Coating. In direct coating, the slot die coating head is pointing in a horizontal arrangement towards the substrate. The fluid forms a barrier between the metal face of the slot die lips and the substrate that is accepting the fluid being delivered. The viscous forces that control fluid flow at the exit point of the slot die control the resulting coated product performance and appearance.

The advantages include close proximity gap control and ease of setup and operation. The fluid will coat the width prescribed by the coating head and mechanical control of the coating bead (or meniscus) can be dictated by the lip face geometry, attack angle and offset of the upper and lower bodies of the slot die.

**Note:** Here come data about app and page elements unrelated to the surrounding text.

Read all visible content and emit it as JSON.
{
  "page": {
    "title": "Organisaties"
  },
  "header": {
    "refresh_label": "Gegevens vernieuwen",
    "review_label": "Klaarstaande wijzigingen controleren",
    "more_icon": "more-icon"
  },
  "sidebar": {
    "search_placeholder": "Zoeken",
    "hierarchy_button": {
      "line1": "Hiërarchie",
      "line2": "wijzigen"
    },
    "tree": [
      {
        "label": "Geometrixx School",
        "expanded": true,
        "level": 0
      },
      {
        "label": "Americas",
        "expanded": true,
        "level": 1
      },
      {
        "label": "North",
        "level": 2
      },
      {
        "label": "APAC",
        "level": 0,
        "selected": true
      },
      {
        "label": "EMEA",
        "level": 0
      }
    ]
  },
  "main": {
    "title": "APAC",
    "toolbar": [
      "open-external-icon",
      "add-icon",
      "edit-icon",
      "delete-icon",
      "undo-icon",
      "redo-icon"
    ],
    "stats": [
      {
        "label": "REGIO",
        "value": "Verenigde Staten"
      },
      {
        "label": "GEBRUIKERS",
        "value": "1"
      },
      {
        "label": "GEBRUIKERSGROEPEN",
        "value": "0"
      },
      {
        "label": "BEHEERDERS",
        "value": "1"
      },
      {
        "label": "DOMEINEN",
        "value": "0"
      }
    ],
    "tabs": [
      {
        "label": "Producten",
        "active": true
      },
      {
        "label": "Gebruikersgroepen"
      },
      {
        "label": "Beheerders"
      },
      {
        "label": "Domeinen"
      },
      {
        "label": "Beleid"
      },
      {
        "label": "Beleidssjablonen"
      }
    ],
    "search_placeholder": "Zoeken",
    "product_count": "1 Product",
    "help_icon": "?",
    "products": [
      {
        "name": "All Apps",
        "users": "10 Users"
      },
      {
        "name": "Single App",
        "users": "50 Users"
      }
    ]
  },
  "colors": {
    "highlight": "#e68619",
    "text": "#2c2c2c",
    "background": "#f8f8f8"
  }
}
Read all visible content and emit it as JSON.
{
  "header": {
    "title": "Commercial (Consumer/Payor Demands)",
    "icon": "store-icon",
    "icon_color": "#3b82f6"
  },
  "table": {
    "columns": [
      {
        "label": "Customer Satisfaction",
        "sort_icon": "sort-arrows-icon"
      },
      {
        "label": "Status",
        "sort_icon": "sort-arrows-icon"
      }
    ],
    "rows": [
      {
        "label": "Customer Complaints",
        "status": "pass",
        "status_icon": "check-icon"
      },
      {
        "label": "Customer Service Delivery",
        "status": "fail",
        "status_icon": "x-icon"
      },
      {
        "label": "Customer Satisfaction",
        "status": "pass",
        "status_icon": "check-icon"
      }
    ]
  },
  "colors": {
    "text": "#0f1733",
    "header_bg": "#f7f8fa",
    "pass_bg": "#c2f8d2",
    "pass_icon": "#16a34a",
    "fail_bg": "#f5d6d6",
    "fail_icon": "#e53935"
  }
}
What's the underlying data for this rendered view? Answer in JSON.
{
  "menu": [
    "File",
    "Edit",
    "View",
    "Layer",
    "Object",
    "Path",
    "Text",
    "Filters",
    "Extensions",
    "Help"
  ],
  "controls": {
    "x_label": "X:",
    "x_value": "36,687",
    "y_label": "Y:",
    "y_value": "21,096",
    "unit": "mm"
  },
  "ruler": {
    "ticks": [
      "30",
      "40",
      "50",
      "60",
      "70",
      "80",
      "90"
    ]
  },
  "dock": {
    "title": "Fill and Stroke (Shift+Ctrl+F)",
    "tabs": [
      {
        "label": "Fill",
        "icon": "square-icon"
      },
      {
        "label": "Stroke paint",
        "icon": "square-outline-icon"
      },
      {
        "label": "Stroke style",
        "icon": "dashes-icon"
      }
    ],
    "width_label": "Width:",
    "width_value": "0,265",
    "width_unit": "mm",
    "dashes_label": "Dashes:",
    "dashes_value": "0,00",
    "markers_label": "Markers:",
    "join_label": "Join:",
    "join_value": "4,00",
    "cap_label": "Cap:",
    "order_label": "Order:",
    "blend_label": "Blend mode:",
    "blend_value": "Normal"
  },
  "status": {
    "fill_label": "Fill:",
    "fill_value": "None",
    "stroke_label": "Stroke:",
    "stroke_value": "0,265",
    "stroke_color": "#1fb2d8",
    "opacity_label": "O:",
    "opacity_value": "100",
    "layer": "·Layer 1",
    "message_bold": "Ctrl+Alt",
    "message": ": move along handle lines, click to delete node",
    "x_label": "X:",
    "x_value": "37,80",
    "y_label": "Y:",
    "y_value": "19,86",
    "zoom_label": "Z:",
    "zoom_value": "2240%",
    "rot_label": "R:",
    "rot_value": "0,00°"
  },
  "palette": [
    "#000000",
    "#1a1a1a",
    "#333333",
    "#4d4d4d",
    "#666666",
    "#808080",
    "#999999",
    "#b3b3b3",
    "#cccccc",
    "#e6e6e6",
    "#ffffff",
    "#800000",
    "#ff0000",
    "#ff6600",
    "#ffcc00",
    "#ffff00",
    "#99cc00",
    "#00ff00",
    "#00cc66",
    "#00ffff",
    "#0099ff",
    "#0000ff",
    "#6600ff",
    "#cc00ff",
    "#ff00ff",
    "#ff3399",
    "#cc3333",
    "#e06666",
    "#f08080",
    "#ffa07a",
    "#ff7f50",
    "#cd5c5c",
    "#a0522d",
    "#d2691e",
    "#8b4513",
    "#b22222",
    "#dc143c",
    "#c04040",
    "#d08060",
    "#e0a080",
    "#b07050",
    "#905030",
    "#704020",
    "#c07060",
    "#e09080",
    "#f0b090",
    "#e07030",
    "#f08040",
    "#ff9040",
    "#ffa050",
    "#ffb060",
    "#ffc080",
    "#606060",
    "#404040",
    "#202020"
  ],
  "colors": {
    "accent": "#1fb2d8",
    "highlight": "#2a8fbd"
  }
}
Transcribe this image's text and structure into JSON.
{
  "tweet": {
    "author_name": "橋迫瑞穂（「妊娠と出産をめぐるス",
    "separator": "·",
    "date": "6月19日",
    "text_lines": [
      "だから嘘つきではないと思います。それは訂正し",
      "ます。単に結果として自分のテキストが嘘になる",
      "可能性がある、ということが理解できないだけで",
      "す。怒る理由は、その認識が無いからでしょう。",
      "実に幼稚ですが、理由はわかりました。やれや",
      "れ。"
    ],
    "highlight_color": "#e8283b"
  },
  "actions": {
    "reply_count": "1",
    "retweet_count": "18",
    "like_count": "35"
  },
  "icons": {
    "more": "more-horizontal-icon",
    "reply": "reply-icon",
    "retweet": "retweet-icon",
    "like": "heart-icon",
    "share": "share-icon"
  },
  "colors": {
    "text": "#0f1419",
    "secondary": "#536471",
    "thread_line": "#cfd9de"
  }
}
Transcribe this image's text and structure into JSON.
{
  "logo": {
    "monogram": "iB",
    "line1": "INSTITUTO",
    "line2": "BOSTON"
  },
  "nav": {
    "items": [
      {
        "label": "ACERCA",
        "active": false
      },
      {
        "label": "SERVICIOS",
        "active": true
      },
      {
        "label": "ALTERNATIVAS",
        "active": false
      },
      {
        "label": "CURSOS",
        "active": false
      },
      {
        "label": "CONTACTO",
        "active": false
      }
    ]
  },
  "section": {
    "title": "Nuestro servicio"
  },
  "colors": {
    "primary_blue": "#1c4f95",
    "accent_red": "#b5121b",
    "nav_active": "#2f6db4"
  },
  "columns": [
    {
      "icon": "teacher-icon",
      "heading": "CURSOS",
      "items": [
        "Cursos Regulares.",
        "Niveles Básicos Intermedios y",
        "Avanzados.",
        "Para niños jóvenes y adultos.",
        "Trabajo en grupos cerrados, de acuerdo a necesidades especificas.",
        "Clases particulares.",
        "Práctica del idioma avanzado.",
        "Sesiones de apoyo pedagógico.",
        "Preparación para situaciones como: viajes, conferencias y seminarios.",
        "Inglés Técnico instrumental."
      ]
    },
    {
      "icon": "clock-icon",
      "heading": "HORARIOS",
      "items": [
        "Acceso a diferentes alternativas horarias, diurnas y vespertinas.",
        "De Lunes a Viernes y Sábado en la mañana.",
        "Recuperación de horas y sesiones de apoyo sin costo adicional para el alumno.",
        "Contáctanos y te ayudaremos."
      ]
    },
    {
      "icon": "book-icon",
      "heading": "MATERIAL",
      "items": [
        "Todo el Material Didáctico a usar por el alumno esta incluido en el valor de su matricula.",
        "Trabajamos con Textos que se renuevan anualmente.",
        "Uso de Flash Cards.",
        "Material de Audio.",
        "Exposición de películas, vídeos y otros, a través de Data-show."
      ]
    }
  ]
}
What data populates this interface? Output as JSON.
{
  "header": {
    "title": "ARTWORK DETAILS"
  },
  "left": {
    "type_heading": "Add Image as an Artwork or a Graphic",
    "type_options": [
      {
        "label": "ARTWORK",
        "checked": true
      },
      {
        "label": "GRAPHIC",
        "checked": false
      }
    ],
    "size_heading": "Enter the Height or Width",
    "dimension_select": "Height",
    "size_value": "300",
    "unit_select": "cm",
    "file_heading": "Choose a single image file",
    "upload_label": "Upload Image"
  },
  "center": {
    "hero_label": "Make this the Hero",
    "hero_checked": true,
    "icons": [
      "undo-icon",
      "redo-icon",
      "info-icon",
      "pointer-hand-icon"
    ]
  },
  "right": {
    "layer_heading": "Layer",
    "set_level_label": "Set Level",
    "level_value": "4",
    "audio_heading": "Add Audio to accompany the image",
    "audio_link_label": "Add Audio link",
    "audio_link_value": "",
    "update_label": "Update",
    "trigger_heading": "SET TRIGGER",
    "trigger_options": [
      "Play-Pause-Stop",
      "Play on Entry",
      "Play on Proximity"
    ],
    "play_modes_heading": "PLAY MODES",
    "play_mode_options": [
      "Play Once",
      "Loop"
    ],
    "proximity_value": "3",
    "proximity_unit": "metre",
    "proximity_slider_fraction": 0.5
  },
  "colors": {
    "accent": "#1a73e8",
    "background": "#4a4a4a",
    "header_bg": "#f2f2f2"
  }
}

The disadvantages include the close proximity of the slot die to the substrate, not allowing for large variation in the substrate or very low coat weights. Lower coat weights require moving closer and closer to the substrate, possibly causing tear outs or damaging the equipment.

Curtain. In curtain coating, the slot die is positioned above the substrate from quite a distance. Actually, the way the physics of fluid flow works, there is a minimum distance that the slot die needs to be away from the substrate so gravity can do it’s work. The speed of the substrate also comes into play, as there is a minimum coat speed to form a solid coating or else the fluid puddles and does not spread evenly.

V = U * h > Vmin = 2σ/ρVcurtain

Vcurtain = (2gh)0.5 free fall estimation

h = height of slot die from substrate

g = gravity

U = substrate speed

σ = surface energy

ρ = density

V = volumetric flow through the slot die

The advantages of curtain coating include the ability to coat from a distance, allowing substrates with larger variation to pass undisturbed past the coating head. In addition, because of the minimum speed required, curtain coating is typically completed at higher line speeds than typical coating.

The main disadvantages include the neck-in that occurs when dropping fluid from a distance and the sensitivity to disturbances in air or tension. The neck-in can be overcome through the use of side rails that carry the fluid to the substrate.

Casting. When you have learned enough about coating sideways and coating downwards, you might as well stick the slot die up in the air and coat like a teapot. Casting fluid down a slot die allows for a controlled curtain coating and lay down of multiple layers at once. Previously utilized in photographic film manufacturing, casting (or slide coating as it is more commonly called) is a multilayer coating technique.

The advantages of slide coating are similar to curtain coating with the added advantage of cascading multiple chemistries onto a substrate at once.

The main disadvantages mirror curtain coating with the added issue of requiring a chemist to develop an understanding of what viscosities will layer without mixing. To have the fluids stay un-mixed, the surface energy of the top layer needs to be lower than the surface energy of the bottom layer.

Well, which ever way you want to point your coating head, consider the pros and cons and develop a technique that works best for you. Coating, casting and curtains all have there place in the converting industry, but remember that the tooling doesn’t change, just the way you point the tool does.

Subscribe to PFFC's EClips Newsletter